Excerpted records:
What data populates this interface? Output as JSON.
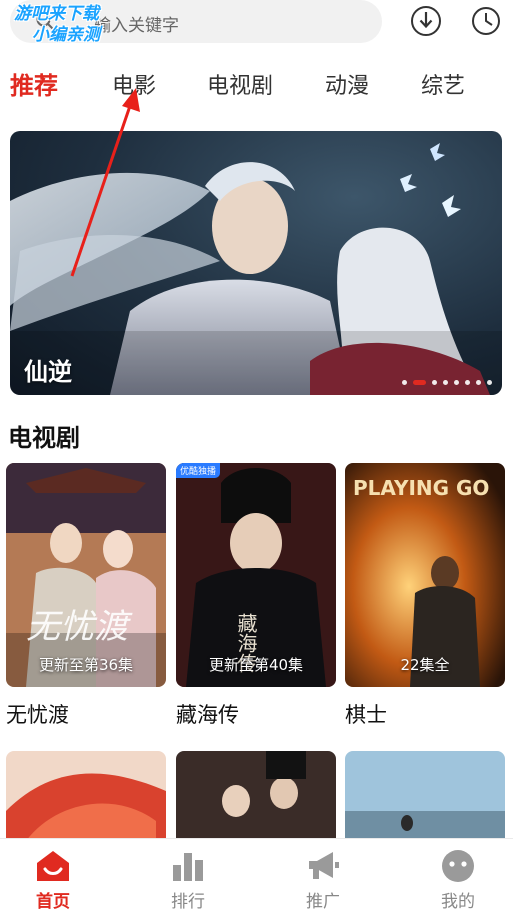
{
  "search": {
    "placeholder_text": "输入关键字",
    "watermark_line1": "游吧来下载",
    "watermark_line2": "小编亲测"
  },
  "header_icons": [
    "download-icon",
    "history-icon"
  ],
  "tabs": [
    {
      "label": "推荐",
      "active": true
    },
    {
      "label": "电影",
      "active": false
    },
    {
      "label": "电视剧",
      "active": false
    },
    {
      "label": "动漫",
      "active": false
    },
    {
      "label": "综艺",
      "active": false
    }
  ],
  "banner": {
    "title": "仙逆",
    "slide_count": 8,
    "active_slide": 2
  },
  "section": {
    "title": "电视剧",
    "items": [
      {
        "title": "无忧渡",
        "badge": "更新至第36集",
        "poster_text": "无忧渡"
      },
      {
        "title": "藏海传",
        "badge": "更新至第40集",
        "poster_text": "藏海传",
        "corner_tag": "优酷独播"
      },
      {
        "title": "棋士",
        "badge": "22集全",
        "poster_text": "PLAYING GO"
      }
    ]
  },
  "bottom_nav": [
    {
      "label": "首页",
      "icon": "home-icon",
      "active": true
    },
    {
      "label": "排行",
      "icon": "chart-icon",
      "active": false
    },
    {
      "label": "推广",
      "icon": "megaphone-icon",
      "active": false
    },
    {
      "label": "我的",
      "icon": "profile-icon",
      "active": false
    }
  ],
  "colors": {
    "accent": "#e02a20",
    "watermark": "#1aa3ff",
    "nav_inactive": "#888888"
  }
}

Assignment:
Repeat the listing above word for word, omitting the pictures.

Task output:
What data populates this interface? Output as JSON.
{
  "search": {
    "placeholder_text": "输入关键字",
    "watermark_line1": "游吧来下载",
    "watermark_line2": "小编亲测"
  },
  "header_icons": [
    "download-icon",
    "history-icon"
  ],
  "tabs": [
    {
      "label": "推荐",
      "active": true
    },
    {
      "label": "电影",
      "active": false
    },
    {
      "label": "电视剧",
      "active": false
    },
    {
      "label": "动漫",
      "active": false
    },
    {
      "label": "综艺",
      "active": false
    }
  ],
  "banner": {
    "title": "仙逆",
    "slide_count": 8,
    "active_slide": 2
  },
  "section": {
    "title": "电视剧",
    "items": [
      {
        "title": "无忧渡",
        "badge": "更新至第36集",
        "poster_text": "无忧渡"
      },
      {
        "title": "藏海传",
        "badge": "更新至第40集",
        "poster_text": "藏海传",
        "corner_tag": "优酷独播"
      },
      {
        "title": "棋士",
        "badge": "22集全",
        "poster_text": "PLAYING GO"
      }
    ]
  },
  "bottom_nav": [
    {
      "label": "首页",
      "icon": "home-icon",
      "active": true
    },
    {
      "label": "排行",
      "icon": "chart-icon",
      "active": false
    },
    {
      "label": "推广",
      "icon": "megaphone-icon",
      "active": false
    },
    {
      "label": "我的",
      "icon": "profile-icon",
      "active": false
    }
  ],
  "colors": {
    "accent": "#e02a20",
    "watermark": "#1aa3ff",
    "nav_inactive": "#888888"
  }
}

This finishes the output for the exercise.